START Extracted material

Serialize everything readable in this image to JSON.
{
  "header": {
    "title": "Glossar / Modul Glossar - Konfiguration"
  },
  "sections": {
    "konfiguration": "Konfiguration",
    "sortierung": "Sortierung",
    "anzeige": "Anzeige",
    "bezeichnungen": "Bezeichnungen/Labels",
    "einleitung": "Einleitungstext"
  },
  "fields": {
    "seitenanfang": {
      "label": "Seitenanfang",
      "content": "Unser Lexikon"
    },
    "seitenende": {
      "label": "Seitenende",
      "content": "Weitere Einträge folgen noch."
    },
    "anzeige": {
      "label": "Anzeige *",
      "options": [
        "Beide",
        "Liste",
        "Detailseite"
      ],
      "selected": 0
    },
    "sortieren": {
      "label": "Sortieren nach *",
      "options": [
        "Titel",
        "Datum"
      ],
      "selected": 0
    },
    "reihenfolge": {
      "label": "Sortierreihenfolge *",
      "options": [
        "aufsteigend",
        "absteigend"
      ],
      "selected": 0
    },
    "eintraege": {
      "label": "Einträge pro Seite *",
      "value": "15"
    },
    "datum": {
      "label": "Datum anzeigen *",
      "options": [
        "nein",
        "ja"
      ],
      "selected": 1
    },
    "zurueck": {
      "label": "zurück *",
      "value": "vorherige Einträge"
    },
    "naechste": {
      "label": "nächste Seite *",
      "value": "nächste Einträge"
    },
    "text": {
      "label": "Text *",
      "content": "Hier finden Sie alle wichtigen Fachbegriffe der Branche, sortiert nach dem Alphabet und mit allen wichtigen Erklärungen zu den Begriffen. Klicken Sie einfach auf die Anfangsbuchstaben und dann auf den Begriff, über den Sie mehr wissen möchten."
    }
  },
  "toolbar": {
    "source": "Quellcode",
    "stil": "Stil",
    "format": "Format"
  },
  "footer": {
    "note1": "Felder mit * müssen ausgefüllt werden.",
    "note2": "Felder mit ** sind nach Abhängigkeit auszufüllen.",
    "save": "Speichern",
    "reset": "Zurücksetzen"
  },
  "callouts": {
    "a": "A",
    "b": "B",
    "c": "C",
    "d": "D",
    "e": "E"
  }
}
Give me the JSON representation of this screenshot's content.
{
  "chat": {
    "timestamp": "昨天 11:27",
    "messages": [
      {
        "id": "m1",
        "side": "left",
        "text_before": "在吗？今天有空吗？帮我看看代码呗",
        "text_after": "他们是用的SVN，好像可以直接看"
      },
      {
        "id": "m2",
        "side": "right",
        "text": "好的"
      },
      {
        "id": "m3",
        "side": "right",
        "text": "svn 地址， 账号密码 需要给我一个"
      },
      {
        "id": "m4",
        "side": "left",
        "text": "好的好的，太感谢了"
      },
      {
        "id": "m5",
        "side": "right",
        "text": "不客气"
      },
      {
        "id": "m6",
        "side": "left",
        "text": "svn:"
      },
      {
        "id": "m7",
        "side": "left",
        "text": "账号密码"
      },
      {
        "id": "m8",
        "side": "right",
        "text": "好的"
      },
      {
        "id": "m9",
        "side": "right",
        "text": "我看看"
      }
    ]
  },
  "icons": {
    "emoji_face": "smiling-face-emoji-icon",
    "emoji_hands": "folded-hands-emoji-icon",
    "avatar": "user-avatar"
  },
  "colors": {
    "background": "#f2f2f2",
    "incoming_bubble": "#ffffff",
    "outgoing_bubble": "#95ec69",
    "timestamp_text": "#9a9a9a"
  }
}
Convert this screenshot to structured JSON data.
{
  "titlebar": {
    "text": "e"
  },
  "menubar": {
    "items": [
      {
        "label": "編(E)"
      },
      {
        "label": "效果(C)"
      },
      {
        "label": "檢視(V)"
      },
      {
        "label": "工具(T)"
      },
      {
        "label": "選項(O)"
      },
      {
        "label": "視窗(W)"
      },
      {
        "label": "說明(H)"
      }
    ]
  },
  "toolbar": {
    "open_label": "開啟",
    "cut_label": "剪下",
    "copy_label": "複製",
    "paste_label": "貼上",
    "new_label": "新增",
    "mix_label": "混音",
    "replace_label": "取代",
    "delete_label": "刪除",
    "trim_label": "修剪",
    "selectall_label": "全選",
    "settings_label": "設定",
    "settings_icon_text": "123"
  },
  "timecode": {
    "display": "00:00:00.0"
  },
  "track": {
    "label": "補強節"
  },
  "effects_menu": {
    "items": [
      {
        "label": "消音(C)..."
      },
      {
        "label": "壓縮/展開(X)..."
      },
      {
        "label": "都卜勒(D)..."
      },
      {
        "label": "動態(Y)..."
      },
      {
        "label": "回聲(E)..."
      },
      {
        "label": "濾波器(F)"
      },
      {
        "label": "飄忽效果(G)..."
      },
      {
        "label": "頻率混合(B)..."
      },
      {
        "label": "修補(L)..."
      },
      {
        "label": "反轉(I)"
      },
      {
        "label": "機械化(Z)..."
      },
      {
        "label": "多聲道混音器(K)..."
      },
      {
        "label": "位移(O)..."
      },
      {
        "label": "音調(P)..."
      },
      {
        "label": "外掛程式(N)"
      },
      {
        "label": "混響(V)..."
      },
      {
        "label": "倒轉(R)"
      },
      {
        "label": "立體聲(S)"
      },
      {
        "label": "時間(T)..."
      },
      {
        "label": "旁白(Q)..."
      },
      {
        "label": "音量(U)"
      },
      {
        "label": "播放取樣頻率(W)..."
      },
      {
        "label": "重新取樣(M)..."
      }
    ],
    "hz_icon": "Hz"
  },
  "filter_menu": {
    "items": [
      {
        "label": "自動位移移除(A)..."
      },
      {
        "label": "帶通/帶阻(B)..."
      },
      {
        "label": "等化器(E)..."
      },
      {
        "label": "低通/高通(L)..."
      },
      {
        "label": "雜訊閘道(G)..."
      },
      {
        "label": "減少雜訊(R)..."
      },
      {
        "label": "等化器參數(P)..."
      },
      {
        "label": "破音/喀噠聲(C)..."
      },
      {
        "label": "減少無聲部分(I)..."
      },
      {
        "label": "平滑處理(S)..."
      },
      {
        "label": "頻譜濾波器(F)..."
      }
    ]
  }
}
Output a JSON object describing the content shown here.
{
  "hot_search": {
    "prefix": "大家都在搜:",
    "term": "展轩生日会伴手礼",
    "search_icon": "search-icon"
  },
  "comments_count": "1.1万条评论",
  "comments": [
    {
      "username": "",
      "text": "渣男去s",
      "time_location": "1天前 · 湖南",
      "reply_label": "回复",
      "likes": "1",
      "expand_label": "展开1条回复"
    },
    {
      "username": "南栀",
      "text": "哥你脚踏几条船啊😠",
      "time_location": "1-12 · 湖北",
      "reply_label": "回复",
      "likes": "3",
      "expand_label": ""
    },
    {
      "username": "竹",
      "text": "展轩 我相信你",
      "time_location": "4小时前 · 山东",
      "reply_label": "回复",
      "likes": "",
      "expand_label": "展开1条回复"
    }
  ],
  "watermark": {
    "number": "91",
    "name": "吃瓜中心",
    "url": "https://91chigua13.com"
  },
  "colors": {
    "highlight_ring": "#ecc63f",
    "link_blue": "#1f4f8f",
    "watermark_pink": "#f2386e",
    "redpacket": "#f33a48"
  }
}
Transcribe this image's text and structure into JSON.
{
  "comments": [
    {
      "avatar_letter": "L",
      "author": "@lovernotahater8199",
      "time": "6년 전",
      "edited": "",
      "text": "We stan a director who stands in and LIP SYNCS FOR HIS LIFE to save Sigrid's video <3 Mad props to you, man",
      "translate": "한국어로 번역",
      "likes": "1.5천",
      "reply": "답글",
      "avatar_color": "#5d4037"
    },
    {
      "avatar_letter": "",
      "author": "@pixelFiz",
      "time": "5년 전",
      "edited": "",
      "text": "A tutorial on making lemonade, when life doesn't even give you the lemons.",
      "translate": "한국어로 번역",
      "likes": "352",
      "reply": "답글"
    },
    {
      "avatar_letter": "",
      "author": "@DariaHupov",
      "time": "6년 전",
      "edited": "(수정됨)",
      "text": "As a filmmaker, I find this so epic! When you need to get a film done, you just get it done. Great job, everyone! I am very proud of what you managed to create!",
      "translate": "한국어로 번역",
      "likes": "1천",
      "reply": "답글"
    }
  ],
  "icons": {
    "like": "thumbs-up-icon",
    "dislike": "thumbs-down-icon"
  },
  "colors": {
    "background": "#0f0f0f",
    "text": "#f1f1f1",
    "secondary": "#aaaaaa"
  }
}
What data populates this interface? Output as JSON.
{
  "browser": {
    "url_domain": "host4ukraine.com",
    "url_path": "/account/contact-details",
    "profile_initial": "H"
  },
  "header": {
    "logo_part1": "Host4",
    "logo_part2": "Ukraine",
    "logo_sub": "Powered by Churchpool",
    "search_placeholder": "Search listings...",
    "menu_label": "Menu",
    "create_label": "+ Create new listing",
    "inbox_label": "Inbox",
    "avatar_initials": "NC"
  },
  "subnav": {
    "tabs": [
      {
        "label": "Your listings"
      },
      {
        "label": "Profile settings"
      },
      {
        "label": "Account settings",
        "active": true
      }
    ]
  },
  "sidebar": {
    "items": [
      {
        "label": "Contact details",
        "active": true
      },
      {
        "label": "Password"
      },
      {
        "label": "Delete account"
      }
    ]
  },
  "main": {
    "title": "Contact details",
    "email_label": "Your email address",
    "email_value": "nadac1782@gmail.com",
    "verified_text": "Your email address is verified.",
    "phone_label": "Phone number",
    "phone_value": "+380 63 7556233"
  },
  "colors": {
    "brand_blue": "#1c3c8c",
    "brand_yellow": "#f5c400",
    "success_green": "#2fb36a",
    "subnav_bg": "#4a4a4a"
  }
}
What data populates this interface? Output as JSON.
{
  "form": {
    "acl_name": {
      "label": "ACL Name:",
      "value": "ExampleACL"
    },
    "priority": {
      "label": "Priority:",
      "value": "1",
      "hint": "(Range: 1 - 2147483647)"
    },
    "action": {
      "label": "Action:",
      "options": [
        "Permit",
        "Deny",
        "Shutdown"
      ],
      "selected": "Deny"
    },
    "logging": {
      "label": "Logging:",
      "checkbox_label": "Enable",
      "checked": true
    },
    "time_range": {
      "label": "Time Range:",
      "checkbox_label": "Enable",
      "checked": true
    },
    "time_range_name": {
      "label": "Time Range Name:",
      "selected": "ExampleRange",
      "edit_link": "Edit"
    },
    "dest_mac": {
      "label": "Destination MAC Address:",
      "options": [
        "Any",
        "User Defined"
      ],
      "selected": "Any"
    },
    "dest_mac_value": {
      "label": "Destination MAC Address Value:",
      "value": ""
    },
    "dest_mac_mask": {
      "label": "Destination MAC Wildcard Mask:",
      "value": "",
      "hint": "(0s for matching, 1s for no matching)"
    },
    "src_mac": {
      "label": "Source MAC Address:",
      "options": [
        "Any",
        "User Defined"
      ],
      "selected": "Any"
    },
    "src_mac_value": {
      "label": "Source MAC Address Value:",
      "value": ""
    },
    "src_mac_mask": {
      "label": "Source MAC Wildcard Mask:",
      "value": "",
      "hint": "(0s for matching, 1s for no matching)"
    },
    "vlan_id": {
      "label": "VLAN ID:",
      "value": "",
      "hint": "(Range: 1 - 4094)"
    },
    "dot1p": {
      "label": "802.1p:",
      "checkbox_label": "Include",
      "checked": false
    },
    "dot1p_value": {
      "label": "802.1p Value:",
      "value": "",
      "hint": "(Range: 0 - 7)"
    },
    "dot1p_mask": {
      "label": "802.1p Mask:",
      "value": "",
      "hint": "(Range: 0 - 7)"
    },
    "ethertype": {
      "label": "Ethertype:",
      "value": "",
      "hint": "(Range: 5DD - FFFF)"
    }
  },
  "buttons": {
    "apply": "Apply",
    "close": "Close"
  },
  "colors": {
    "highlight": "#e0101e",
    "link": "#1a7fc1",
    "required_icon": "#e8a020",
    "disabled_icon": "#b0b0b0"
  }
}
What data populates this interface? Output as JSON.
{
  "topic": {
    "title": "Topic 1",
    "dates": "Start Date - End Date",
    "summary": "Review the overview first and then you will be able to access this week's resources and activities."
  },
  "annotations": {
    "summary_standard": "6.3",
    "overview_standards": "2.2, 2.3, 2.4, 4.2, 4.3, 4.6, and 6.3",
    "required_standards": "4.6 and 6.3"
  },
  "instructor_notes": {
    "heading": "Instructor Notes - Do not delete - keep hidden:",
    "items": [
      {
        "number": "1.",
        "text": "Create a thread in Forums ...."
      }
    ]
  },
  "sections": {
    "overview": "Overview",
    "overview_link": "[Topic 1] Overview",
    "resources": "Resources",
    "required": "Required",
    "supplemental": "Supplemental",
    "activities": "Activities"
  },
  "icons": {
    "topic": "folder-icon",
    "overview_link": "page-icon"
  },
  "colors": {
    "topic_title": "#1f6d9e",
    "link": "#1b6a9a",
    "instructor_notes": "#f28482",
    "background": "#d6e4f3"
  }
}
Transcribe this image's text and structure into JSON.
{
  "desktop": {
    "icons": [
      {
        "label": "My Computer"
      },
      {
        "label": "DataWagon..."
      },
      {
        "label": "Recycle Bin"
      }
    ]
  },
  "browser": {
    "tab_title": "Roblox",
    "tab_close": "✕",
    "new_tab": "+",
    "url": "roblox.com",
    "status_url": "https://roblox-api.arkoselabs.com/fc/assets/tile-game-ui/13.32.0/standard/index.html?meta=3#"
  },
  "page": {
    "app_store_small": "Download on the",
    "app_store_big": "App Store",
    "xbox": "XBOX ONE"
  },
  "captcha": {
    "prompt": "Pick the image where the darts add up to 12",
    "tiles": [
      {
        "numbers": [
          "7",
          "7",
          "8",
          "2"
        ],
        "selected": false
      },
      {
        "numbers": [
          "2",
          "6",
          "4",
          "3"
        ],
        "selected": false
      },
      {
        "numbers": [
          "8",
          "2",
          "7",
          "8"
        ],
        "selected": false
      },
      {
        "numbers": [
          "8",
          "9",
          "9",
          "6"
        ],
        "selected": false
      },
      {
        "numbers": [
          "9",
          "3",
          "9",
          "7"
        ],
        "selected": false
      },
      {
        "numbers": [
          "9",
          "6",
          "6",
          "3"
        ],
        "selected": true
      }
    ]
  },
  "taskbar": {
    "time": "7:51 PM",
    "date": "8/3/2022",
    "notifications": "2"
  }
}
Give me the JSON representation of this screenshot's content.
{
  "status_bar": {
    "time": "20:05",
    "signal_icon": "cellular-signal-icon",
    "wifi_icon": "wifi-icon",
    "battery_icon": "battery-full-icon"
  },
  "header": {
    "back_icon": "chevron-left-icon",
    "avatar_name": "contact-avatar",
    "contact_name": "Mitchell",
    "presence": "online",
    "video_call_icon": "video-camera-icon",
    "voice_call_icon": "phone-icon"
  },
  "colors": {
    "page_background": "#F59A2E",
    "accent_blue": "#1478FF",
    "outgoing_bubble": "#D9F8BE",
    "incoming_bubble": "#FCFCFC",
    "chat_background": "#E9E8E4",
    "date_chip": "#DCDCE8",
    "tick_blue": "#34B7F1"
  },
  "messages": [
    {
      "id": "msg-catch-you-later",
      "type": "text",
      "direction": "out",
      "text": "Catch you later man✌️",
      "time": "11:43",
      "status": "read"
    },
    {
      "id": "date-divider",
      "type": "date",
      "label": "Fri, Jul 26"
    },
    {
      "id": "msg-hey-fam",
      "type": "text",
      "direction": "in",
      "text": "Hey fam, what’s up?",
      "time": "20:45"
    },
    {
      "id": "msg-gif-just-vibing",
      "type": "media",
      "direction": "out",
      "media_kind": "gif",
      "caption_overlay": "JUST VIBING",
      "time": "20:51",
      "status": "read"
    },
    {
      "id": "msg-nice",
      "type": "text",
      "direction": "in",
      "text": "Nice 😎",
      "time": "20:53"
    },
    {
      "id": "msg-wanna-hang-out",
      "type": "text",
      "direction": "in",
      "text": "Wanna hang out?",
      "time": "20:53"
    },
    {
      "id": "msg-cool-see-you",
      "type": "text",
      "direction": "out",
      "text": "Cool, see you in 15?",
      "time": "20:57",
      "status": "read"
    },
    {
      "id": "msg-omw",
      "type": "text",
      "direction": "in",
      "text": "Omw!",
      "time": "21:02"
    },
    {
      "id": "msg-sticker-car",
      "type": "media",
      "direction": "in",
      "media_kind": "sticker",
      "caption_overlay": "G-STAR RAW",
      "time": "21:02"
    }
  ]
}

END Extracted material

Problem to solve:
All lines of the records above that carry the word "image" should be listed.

Response to the task:
Serialize everything readable in this image to JSON.
Transcribe this image's text and structure into JSON.
Transcribe this image's text and structure into JSON.
    "prompt": "Pick the image where the darts add up to 12",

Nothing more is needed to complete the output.